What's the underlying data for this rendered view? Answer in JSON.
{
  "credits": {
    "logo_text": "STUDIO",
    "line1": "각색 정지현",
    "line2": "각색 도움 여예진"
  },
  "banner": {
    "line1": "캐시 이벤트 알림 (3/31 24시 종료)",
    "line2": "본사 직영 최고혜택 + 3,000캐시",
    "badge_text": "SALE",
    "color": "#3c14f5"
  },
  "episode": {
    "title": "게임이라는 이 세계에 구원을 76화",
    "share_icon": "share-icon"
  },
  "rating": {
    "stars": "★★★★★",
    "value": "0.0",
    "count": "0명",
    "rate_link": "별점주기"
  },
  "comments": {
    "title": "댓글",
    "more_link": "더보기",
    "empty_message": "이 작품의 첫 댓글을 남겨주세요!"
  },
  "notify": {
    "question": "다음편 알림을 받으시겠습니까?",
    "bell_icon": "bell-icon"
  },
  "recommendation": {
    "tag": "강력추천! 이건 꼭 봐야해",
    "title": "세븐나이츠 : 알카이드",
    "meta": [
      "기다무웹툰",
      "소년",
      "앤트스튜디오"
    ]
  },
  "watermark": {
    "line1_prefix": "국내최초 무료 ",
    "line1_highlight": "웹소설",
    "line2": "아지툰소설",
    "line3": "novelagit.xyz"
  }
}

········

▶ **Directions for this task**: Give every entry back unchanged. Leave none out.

▶ **Answer for this exercise**:
What's the underlying data for this rendered view? Answer in JSON.
{
  "credits": {
    "logo_text": "STUDIO",
    "line1": "각색 정지현",
    "line2": "각색 도움 여예진"
  },
  "banner": {
    "line1": "캐시 이벤트 알림 (3/31 24시 종료)",
    "line2": "본사 직영 최고혜택 + 3,000캐시",
    "badge_text": "SALE",
    "color": "#3c14f5"
  },
  "episode": {
    "title": "게임이라는 이 세계에 구원을 76화",
    "share_icon": "share-icon"
  },
  "rating": {
    "stars": "★★★★★",
    "value": "0.0",
    "count": "0명",
    "rate_link": "별점주기"
  },
  "comments": {
    "title": "댓글",
    "more_link": "더보기",
    "empty_message": "이 작품의 첫 댓글을 남겨주세요!"
  },
  "notify": {
    "question": "다음편 알림을 받으시겠습니까?",
    "bell_icon": "bell-icon"
  },
  "recommendation": {
    "tag": "강력추천! 이건 꼭 봐야해",
    "title": "세븐나이츠 : 알카이드",
    "meta": [
      "기다무웹툰",
      "소년",
      "앤트스튜디오"
    ]
  },
  "watermark": {
    "line1_prefix": "국내최초 무료 ",
    "line1_highlight": "웹소설",
    "line2": "아지툰소설",
    "line3": "novelagit.xyz"
  }
}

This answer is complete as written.